VMWare, including use with the free VMWare player. It is available on
the minix3.org site. I just began to experiment with this today. I
have a few notes and a query.

Basically, it worked easily and painlessly on the system I am using
for this, which is moderately fast (W2K on a 1.5 Ghz AMD Athlon CPU,
with lots of disk space and 1 GB of RAM). I was a little perplexed to
discover that it did not seem to have access to the floppy drive, but
it turns out that by editing the dos.vmx configuration file, changing
floppy0.present from FALSE to TRUE, the floppy drive becomes available.
I had expected that the configuration of the free player would not be
alterable, but it is. I also took advantage of this to change the
sound.present value to FALSE, since I don't have a sound card on my
host system and I was seeing an annoying message about not finding the
sound card every time I started the virtual machine.

There is one thing that is strange about VMWare operation. This is the
handling of the time obtained from the CMOS clock at startup. I had noted
this a while ago when I wrote up some notes about using Minix 2.0.4 on
VMWare (http://minix1.hampshire.edu/faq/morevmw.html). At that time I
hypothesized that VMWare assumed the CMOS clock kept California time
instead of UTC. However, when I started the Minix 3 virtual machine I
found it was interpreting the CMOS clock as if it kept Amsterdam time.

I found a document on the VMWare site that partially explains this.
It states that the CMOS clock provides both the time in UTC and an
offset to the local time zone. Apparently VMWare reads the UTC time
from the CMOS hardware, but stores the offset in its .nvram file.
So the virtual machine that Ben created in Amsterdam is preconfigured
to interpret what it reads from the CMOS as his time zone.

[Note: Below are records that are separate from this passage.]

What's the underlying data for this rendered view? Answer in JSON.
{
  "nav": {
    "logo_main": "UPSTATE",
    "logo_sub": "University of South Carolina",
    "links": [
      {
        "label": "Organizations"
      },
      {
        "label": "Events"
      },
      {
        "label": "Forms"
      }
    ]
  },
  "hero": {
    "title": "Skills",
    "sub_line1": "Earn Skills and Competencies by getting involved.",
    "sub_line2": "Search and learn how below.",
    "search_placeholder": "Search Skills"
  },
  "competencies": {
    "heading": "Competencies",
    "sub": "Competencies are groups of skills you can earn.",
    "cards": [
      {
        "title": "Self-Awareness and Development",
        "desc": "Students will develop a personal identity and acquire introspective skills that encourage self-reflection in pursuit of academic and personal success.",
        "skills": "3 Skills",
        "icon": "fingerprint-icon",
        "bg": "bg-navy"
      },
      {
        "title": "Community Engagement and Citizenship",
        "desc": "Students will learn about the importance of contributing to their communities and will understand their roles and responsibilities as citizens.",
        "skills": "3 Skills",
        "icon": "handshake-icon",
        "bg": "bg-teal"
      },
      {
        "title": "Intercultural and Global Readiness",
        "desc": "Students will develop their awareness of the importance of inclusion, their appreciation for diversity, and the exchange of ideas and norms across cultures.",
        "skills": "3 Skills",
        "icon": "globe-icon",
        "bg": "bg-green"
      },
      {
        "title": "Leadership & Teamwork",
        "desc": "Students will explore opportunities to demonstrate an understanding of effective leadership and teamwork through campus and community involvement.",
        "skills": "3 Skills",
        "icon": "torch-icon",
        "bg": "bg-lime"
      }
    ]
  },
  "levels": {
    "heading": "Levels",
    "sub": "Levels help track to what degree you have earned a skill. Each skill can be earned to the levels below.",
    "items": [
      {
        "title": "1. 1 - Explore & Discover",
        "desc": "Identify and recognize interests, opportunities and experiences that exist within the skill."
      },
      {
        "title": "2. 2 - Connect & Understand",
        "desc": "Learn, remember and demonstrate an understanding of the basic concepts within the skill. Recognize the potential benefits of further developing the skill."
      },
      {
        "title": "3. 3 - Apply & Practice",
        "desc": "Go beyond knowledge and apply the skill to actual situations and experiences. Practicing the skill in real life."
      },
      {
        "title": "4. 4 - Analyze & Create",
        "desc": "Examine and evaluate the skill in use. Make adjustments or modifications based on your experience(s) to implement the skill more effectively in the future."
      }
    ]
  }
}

I don't know
why the Minix 2.0.4 virtual machines I created last year started out
reading the CMOS time as Pacific time, since I live in the US Eastern
time zone.

So... the solution I have found that works with the Minix 3 virtual
machine from the minix3.org website is to comment out the lines that
set the timezone in /etc/rc before the call to readclock, and add a
line "export TZ='CET-1'" so Minix will expect the CMOS time to be
Amsterdam time. Then in the normal way I edit /etc/rc.timezone to
set my own timezone when a user logs in.

I suspect there must be a better way, a way to change the timezone
stored in the .nvram file. If anyone knows how to do this, please post
a reply.

- Al

Note: to reply to me about Minix-related topics please use the address
below, even if I have posted or e-mailed from another address.
+----------------------------------+
| Albert S. Woodhull |
| awoodhull@hampshire.edu |
| http://minix1.hampshire.edu/asw/ |
+----------------------------------+